Data excerpts:
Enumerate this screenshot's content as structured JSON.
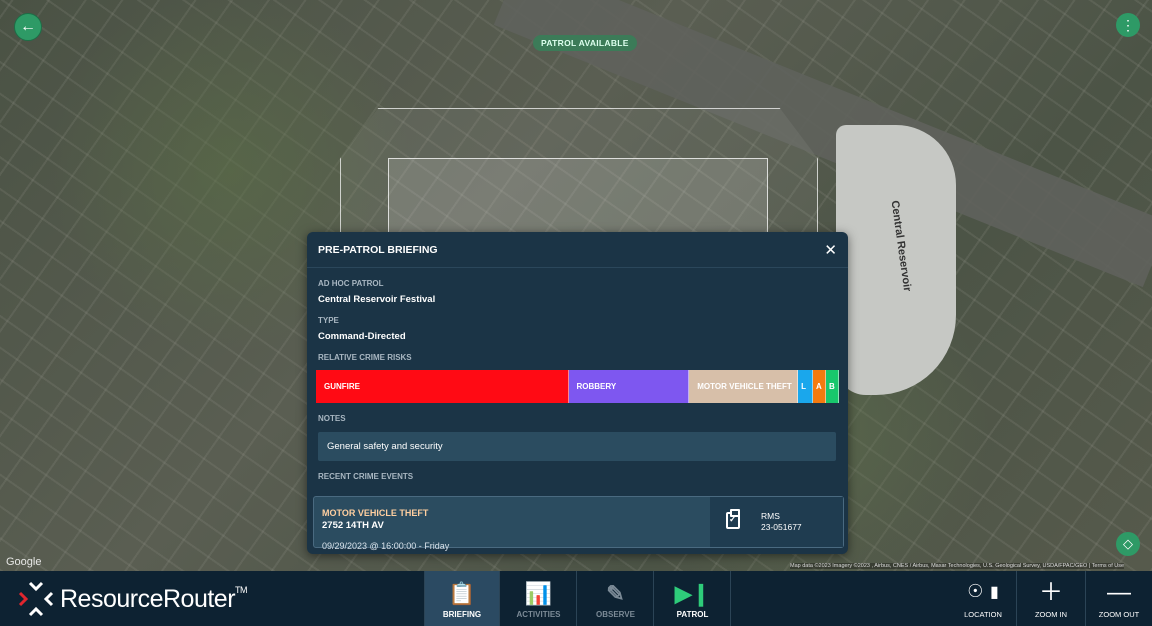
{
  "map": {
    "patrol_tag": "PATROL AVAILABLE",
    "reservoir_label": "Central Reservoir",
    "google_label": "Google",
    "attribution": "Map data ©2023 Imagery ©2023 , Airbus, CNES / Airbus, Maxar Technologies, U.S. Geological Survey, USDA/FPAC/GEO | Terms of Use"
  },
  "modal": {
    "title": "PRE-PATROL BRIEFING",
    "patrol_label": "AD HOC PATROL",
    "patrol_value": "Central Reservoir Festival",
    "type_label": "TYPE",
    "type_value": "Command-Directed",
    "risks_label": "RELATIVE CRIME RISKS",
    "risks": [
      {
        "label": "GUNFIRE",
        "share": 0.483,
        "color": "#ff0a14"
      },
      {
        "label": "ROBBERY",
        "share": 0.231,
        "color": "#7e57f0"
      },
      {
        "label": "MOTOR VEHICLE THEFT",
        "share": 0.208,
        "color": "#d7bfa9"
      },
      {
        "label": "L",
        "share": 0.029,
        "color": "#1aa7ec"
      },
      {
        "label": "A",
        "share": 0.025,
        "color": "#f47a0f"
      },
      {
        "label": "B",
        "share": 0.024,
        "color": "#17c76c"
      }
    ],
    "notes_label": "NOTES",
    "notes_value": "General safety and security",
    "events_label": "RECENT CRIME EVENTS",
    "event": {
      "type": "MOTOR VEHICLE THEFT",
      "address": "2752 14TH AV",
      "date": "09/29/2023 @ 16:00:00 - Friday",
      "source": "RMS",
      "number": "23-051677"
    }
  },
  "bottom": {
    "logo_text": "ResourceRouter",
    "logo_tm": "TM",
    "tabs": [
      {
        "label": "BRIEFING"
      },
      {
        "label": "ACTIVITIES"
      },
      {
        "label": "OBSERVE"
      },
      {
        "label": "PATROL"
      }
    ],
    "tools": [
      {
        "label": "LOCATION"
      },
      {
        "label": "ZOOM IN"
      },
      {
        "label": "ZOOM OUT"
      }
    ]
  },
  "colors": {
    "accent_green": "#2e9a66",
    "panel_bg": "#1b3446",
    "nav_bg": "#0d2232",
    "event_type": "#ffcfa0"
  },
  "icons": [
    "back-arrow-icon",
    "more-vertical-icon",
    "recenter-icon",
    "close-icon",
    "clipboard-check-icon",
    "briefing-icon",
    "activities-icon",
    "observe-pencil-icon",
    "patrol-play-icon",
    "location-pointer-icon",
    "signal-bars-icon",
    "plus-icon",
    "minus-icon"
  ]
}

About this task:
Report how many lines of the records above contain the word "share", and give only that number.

Reply to the exercise:
6